Keel bone damage is a well-documented issue affecting egg laying hens and the egg industry. Previous studies have indicated that keel bone damage has a physical effect on the birds likely through increased pain, but also increased mortality. Additionally, it creates an economic impact on the industry through reduced egg production and egg quality. Previous research has been conducted on keel bone damage, but it focused mainly on aviary and floor housing systems leaving the need to study enriched colony systems. This is an important distinction because the other systems provide more vertical space for bird movement which could affect the risk of keel injury.
The objective of this study was to evaluate the causes of keel bone damage (fractures and deviations) in laying hens that are housed in enriched colony cages. Impacts experienced at the hen’s keels were monitored as hens navigated their environments. The researchers then identified the forces associated with the impacts, and the specific behaviors and risk factors within the housing system that led to the impacts. The contributions of the identified risk factors to keel bone damage were evaluated against changes in keel bone damage status recording during the study.

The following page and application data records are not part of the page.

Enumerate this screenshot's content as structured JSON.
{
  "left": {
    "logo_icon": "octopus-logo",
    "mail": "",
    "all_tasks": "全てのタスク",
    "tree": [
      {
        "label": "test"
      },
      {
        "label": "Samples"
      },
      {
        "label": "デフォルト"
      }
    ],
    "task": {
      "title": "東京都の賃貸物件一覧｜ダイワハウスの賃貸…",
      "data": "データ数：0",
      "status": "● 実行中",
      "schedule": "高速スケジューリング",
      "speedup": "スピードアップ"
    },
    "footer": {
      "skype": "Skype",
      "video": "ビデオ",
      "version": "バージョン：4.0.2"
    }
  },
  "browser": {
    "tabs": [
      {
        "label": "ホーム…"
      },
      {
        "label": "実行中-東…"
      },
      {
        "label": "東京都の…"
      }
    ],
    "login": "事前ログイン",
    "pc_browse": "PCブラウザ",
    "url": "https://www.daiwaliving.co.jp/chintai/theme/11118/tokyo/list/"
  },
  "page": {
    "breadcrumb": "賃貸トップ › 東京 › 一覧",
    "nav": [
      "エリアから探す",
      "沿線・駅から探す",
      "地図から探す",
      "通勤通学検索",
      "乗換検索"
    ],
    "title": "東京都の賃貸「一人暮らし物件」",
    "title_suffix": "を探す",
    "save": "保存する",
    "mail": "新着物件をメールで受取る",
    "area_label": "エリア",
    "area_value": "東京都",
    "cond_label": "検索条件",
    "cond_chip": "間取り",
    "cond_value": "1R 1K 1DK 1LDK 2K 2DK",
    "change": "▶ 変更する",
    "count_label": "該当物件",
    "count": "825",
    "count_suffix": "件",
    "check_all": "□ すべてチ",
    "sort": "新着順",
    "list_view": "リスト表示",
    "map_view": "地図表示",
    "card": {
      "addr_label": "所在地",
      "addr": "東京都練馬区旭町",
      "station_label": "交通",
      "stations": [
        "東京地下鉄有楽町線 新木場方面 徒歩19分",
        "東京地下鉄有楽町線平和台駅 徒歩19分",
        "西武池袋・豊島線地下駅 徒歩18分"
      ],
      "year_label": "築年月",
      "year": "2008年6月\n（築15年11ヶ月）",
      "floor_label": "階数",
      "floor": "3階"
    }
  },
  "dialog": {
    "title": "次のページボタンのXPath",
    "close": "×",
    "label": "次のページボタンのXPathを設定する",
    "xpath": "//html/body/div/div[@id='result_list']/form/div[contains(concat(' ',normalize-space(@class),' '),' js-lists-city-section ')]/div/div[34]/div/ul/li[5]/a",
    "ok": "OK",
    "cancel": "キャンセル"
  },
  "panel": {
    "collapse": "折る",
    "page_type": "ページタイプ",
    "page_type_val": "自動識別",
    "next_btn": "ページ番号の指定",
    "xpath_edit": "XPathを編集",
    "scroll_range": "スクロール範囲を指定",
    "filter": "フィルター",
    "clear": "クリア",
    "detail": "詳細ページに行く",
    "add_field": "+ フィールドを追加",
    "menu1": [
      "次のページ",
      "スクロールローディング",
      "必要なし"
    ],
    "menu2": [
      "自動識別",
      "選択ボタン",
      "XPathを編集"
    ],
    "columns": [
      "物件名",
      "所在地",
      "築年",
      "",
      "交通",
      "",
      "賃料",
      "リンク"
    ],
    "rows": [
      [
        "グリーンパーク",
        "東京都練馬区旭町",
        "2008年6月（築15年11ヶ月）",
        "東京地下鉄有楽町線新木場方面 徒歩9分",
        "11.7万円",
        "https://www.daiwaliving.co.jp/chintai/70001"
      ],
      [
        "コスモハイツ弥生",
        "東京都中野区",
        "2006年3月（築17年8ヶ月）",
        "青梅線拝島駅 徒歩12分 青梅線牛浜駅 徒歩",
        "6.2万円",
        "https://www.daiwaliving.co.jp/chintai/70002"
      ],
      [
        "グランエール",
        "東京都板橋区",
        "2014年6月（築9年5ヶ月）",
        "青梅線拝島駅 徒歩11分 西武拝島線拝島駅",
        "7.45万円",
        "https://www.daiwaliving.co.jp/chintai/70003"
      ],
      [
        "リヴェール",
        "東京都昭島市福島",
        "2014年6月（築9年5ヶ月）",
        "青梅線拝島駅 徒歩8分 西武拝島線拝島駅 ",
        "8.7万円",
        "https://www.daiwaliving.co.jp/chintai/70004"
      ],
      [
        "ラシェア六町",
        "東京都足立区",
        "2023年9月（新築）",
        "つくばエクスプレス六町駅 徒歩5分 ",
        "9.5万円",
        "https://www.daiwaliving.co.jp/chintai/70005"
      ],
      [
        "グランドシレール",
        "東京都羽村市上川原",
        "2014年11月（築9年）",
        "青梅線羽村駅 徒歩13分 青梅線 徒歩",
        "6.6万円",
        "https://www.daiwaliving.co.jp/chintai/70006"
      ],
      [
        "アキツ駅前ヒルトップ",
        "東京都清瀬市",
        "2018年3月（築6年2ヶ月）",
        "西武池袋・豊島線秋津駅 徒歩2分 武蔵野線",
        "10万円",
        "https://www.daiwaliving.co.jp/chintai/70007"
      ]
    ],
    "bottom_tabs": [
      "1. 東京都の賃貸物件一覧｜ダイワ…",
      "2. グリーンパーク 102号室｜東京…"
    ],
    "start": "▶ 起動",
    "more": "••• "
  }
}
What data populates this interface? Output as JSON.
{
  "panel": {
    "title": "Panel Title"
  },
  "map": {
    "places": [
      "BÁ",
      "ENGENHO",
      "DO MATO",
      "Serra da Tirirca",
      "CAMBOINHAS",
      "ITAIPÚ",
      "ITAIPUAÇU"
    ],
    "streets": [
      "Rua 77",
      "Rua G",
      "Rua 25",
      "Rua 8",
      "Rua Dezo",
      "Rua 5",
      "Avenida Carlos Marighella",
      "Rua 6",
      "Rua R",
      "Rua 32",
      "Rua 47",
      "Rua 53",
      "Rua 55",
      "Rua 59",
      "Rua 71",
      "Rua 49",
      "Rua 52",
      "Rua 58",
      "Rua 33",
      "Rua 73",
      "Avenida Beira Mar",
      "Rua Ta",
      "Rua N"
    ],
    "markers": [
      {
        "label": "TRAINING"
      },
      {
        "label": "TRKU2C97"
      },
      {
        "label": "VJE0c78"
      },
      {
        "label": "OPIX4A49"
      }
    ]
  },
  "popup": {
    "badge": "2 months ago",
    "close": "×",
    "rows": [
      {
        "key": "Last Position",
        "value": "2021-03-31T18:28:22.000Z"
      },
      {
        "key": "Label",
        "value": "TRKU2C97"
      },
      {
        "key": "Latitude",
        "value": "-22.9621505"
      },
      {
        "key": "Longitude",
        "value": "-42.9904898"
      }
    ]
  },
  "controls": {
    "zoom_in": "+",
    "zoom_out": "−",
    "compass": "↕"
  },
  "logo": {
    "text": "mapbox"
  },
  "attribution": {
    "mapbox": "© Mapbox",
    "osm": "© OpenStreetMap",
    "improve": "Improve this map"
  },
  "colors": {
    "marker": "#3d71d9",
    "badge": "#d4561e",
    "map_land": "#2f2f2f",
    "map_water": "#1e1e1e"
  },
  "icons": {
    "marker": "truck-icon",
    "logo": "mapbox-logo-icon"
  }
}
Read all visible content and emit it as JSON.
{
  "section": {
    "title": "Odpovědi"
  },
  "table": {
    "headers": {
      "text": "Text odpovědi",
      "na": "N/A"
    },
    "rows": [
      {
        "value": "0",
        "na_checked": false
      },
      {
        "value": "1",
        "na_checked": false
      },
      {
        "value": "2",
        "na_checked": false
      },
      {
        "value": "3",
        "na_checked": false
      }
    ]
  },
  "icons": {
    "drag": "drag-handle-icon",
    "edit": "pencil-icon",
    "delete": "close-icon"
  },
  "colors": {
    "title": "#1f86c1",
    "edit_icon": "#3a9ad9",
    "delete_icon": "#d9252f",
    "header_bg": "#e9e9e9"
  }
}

There was an increase in the percentage of bones with at least one type of damage (factures and/or deviations) during each of the two three-week data collection periods conducted during this project. The study found a correlation between the number of collisions and the occurrence of new fractures and damages. Collisions occurred with perches and accounted for 74% of the total collisions recorded during the study. Other collisions occurred between the laying hen and the floor, other birds, metal equipment supports, feeders and cage walls. In some cases, collision causes were able to be quantified, these included movement from the floor to the perch, being pushed into an object, falling into an object and moving between perches.
This study was the first to report the energy thresholds of keel impacts by hens in enriched colony housing. Even though a definition of “high energy” impacts could not be definitively determined, the baseline for a preliminary definition was achieved and will aide future research. It was clear that perches were the primary source of “high energy” impacts and that while forces under 20 G can be classified as typical bird movement (i.e. wings), some hens experienced impacts at the keel with peak combined accelerations of over 100 G.
More data needs to be collected to determine the specific perch aspects that could be associated with the risk of keel damage. These may be height, design, location, etc. Other factors needing investigated are the roles of things outside of the scope of this study including things like genetics, housing types, etc.
The scientist who completed this work was Dr. Maja M. Makagon-Stuart, department of animal science at University of California - Davis. Dr. Makagon’s presentation at the 2017 Egg Industry Issues Forum regarding this research is available here.